1. Shutdown: Day Two. President Obama meets with congressional leaders at the White House. House speaker John Boehner's spokesman Brendan Buck said Boehner is "pleased the president finally recognizes that his refusal to negotiate is indefensible."
In an interview on CNBC, shortly before his meeting with the congressional leadership, President Obama signaled he was prepared to negotiate with Republicans but only after the government is reopened. "I'm exasperated because this is entirely unnecessary," the president said.
2. John Boehner on the hot seat. The House Speaker is under pressure from all sides over the shutdown.
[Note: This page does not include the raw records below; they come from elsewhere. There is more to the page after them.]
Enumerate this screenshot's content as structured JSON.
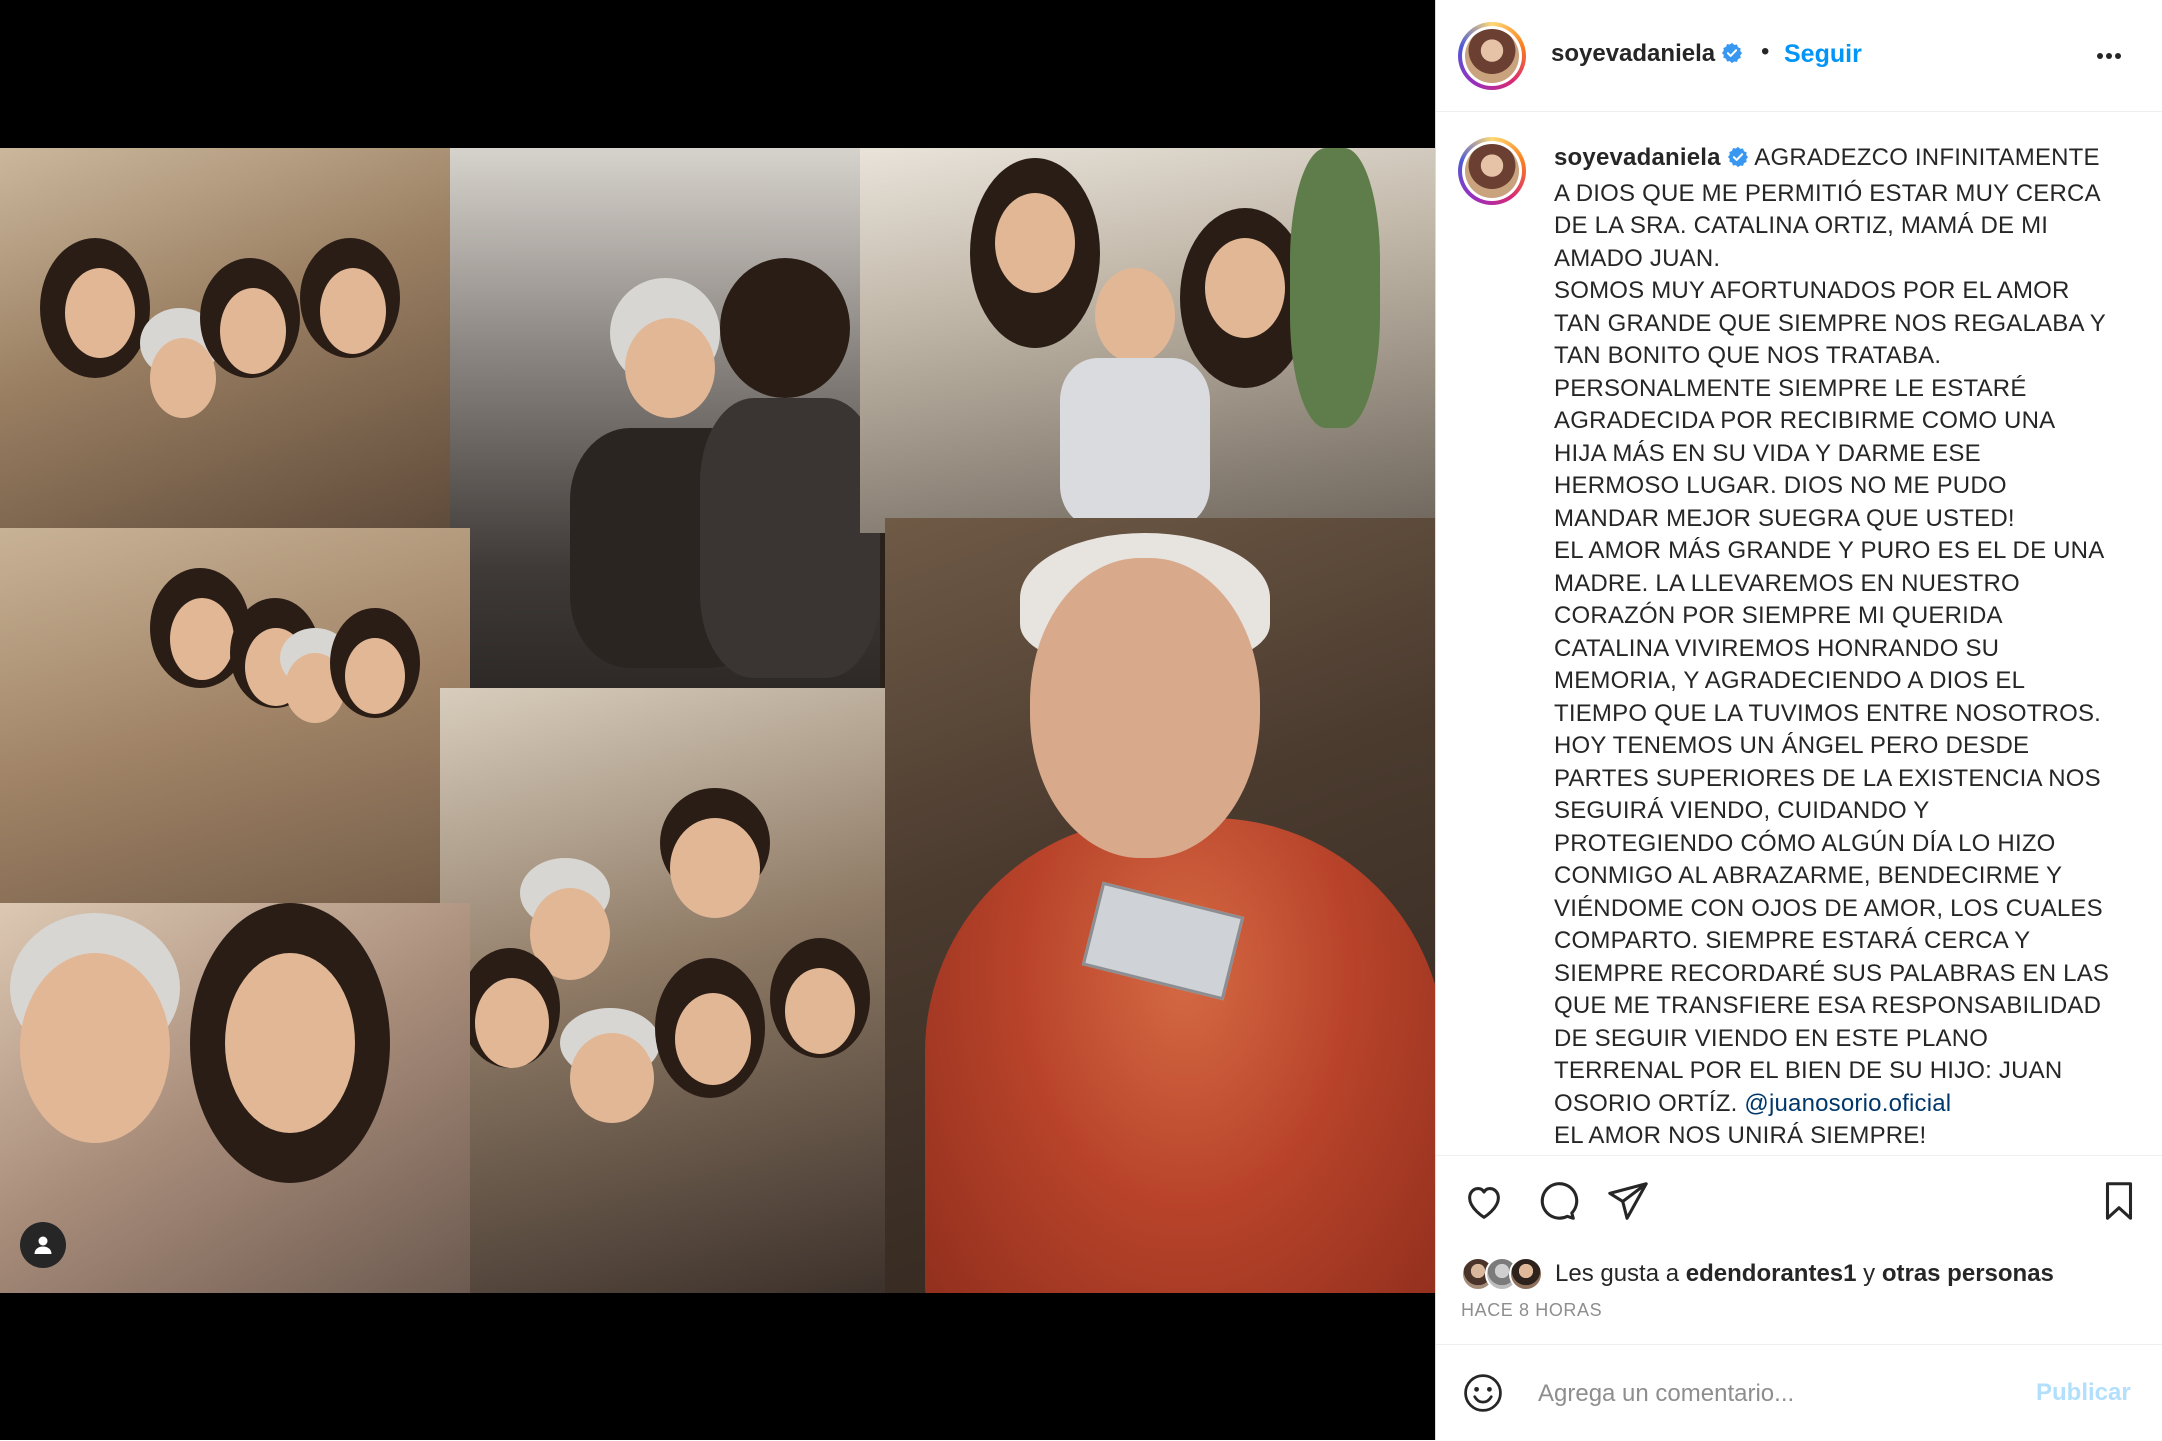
{
  "post": {
    "username": "soyevadaniela",
    "verified": true,
    "follow_label": "Seguir",
    "separator": "•",
    "caption_lines": [
      "AGRADEZCO INFINITAMENTE",
      "A DIOS QUE ME PERMITIÓ ESTAR MUY CERCA",
      "DE LA SRA. CATALINA ORTIZ, MAMÁ DE MI",
      "AMADO JUAN.",
      "SOMOS MUY AFORTUNADOS POR EL AMOR",
      "TAN GRANDE QUE SIEMPRE NOS REGALABA Y",
      "TAN BONITO QUE NOS TRATABA.",
      "PERSONALMENTE SIEMPRE LE ESTARÉ",
      "AGRADECIDA POR RECIBIRME COMO UNA",
      "HIJA MÁS EN SU VIDA Y DARME ESE",
      "HERMOSO LUGAR. DIOS NO ME PUDO",
      "MANDAR MEJOR SUEGRA QUE USTED!",
      "EL AMOR MÁS GRANDE Y PURO ES EL DE UNA",
      "MADRE. LA LLEVAREMOS EN NUESTRO",
      "CORAZÓN POR SIEMPRE MI QUERIDA",
      "CATALINA VIVIREMOS HONRANDO SU",
      "MEMORIA, Y AGRADECIENDO A DIOS EL",
      "TIEMPO QUE LA TUVIMOS ENTRE NOSOTROS.",
      "HOY TENEMOS UN ÁNGEL PERO DESDE",
      "PARTES SUPERIORES DE LA EXISTENCIA NOS",
      "SEGUIRÁ VIENDO, CUIDANDO Y",
      "PROTEGIENDO CÓMO ALGÚN DÍA LO HIZO",
      "CONMIGO AL ABRAZARME, BENDECIRME Y",
      "VIÉNDOME CON OJOS DE AMOR, LOS CUALES",
      "COMPARTO. SIEMPRE ESTARÁ CERCA Y",
      "SIEMPRE RECORDARÉ SUS PALABRAS EN LAS",
      "QUE ME TRANSFIERE ESA RESPONSABILIDAD",
      "DE SEGUIR VIENDO EN ESTE PLANO",
      "TERRENAL POR EL BIEN DE SU HIJO: JUAN",
      "OSORIO ORTÍZ."
    ],
    "mention": "@juanosorio.oficial",
    "closing_line": "EL AMOR NOS UNIRÁ SIEMPRE!",
    "likes_prefix": "Les gusta a",
    "likes_user": "edendorantes1",
    "likes_connector": "y",
    "likes_others": "otras personas",
    "timestamp": "HACE 8 HORAS",
    "comment_placeholder": "Agrega un comentario...",
    "publish_label": "Publicar"
  },
  "icons": {
    "more": "more-options-icon",
    "like": "heart-icon",
    "comment": "comment-icon",
    "share": "paper-plane-icon",
    "save": "bookmark-icon",
    "emoji": "emoji-icon",
    "tagged_user": "user-tag-icon",
    "verified": "verified-badge-icon"
  },
  "colors": {
    "accent": "#0095f6",
    "verified": "#3897f0",
    "mention": "#00376b",
    "muted": "#8e8e8e",
    "publish_disabled": "#b2dffc"
  }
}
Hardline conservatives want him to stand firm, but Senate Democrats are pushing back. "He's sitting on a bill that would reopen the government right now. This bill would pass in a manner of minutes if he'd just let Democrats and Republicans vote," said Senate Majority Leader Harry Reid. 15 House Republicans are also calling on Boehner to bring a clean continuing resolution to the House floor for a vote.
3. Debt ceiling dilemma. Will the debt ceiling fall victim to politics? President Obama met with more than a dozen bank chiefs, who warned that the economy could suffer a severe setback if the shutdown and especially the debt limit aren't resolved. "There's a consensus that we shouldn't do anything that hurts this recovery that is shallow, not well established and is quite vulnerable and the shutdown of the government, but particularly a failure to raise the debt ceiling would accomplish that," said Goldman Sachs CEO Lloyd Blankfein.
4. Jobs numbers. According to ADP, the private payroll firm, the private sector added 166,000 jobs in September. That's fewer than expected. Can we expect a disappointing unemployment report later this week? The Labor department is supposed to release its September jobs report Friday, but that could be put on hold because of the government shutdown.
5. Shutdown’s painful effects. The National Institutes of Health has been forced to halt new clinical trials because it has run out of funding. Cancer patient Michelle Langbehn, who has been undergoing treatment with a promising new drug, said she is "furious." "They are denying or delaying potentially life-saving treatment to Americans in need of a miracle," Langbehn said.